Credited with putting rock and roll back in conversation with its country roots, 1994 Rock & Roll Hall of Fame inductees The Band have performed "everywhere, with everyone," including Mountain Stage in 1994 and 1996.
In this archival session from Feb. 5, 1989, Rick Danko, The Band's bassist and vocalist, and Garth Hudson, one of rock's greatest organists and keyboardists, stopped in to share three iconic Robbie Robertson-written songs with an appreciative audience.
Host Larry Groce knew Hudson and fellow The Band member, Richard Manuel, from their work on his 1983 album Medicine Man. He warmly welcomed Hudson and Danko, who had been touring with Levon Helm that year (1989) in Ringo Starr's first All-Starr Band.

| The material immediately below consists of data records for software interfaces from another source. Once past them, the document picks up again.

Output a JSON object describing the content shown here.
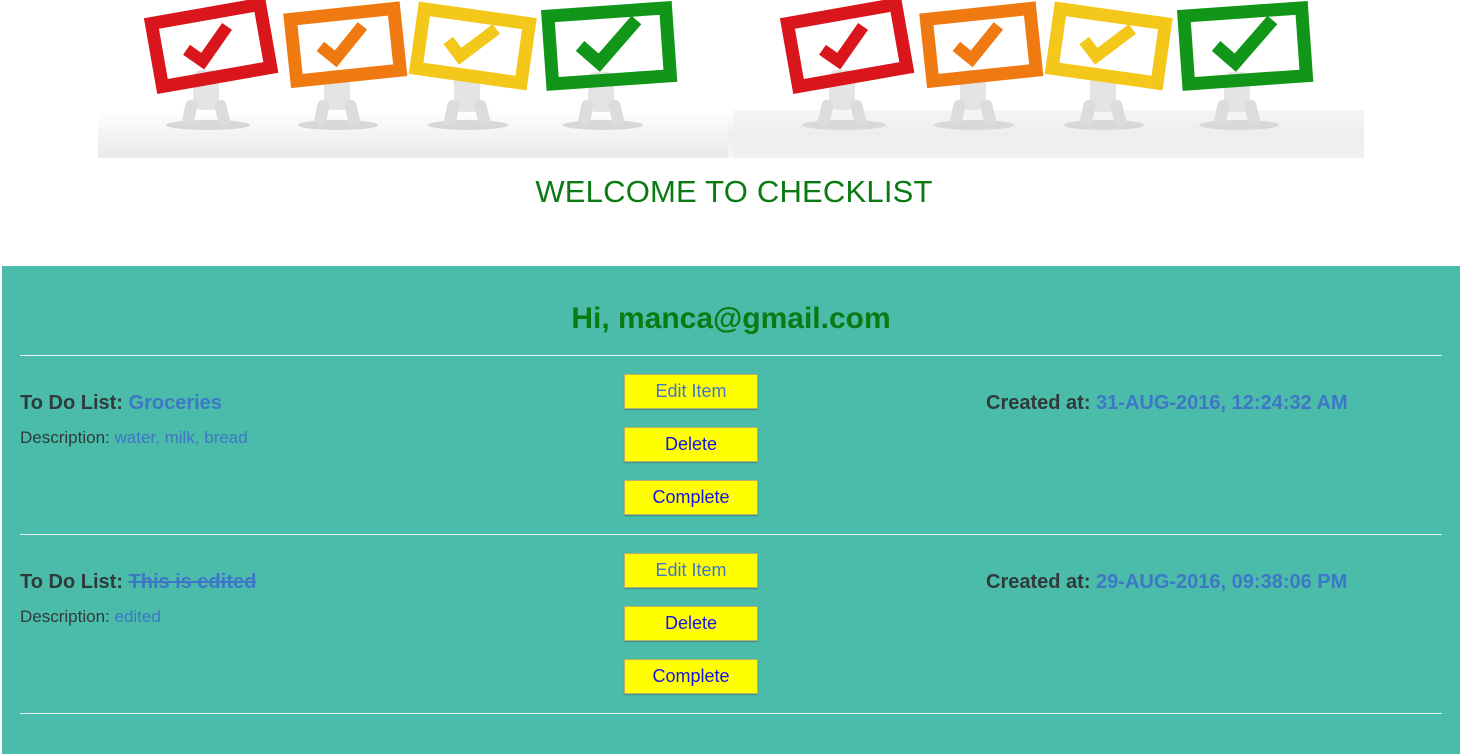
{
  "header": {
    "welcome": "WELCOME TO CHECKLIST",
    "banner_icon": "checkbox-figures-banner",
    "colors": {
      "welcome": "#0a7a12",
      "panel_background": "#4bbcaa",
      "button_background": "#ffff00",
      "link_text": "#3d77c6",
      "button_text": "#1414e6"
    }
  },
  "greeting": "Hi, manca@gmail.com",
  "items": [
    {
      "list_label": "To Do List:",
      "list_value": "Groceries",
      "completed": false,
      "description_label": "Description:",
      "description_value": "water, milk, bread",
      "buttons": {
        "edit": "Edit Item",
        "delete": "Delete",
        "complete": "Complete"
      },
      "created_label": "Created at:",
      "created_value": "31-AUG-2016, 12:24:32 AM"
    },
    {
      "list_label": "To Do List:",
      "list_value": "This is edited",
      "completed": true,
      "description_label": "Description:",
      "description_value": "edited",
      "buttons": {
        "edit": "Edit Item",
        "delete": "Delete",
        "complete": "Complete"
      },
      "created_label": "Created at:",
      "created_value": "29-AUG-2016, 09:38:06 PM"
    }
  ]
}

A reverential, church-like hush came over the audience as Hudson's piano and Danko's vocals trod softly, tenderly and passionately into the loneliest time of day, "Twilight." Their version was so good that Groce featured it on the 1991 compilation The Best of Mountain Stage, Vol. 1., alongside other iconic performers such as Dr. John, NRBQ, Buckwheat Zydeco and Richard Thompson.
Danko, who would pass away 10 years later in 1999, dives deeper into the vocal darkness of "It Makes No Difference," bringing true sorrow to Robertson's poetic fable. "And the sun don't shine anymore / And the rains fall down on my door / Now there's no love / As true as the love / That dies untold / But the clouds never hung so low before," he sings.
Hudson's soaring saxophone solo sweeps away the clouds at the song's end, sending the crowd into thunderous applause. "Maybe you can help us sing along on this next one?" Danko humbly asks before they ramble into "The Shape I'm In." A rowdy, full-on jam with those on stage and the audience commences, with a hand-clapping crowd happily rumbling in the alley like it's their last radio waltz.
- "It Makes No Difference"
- "The Shape I'm In"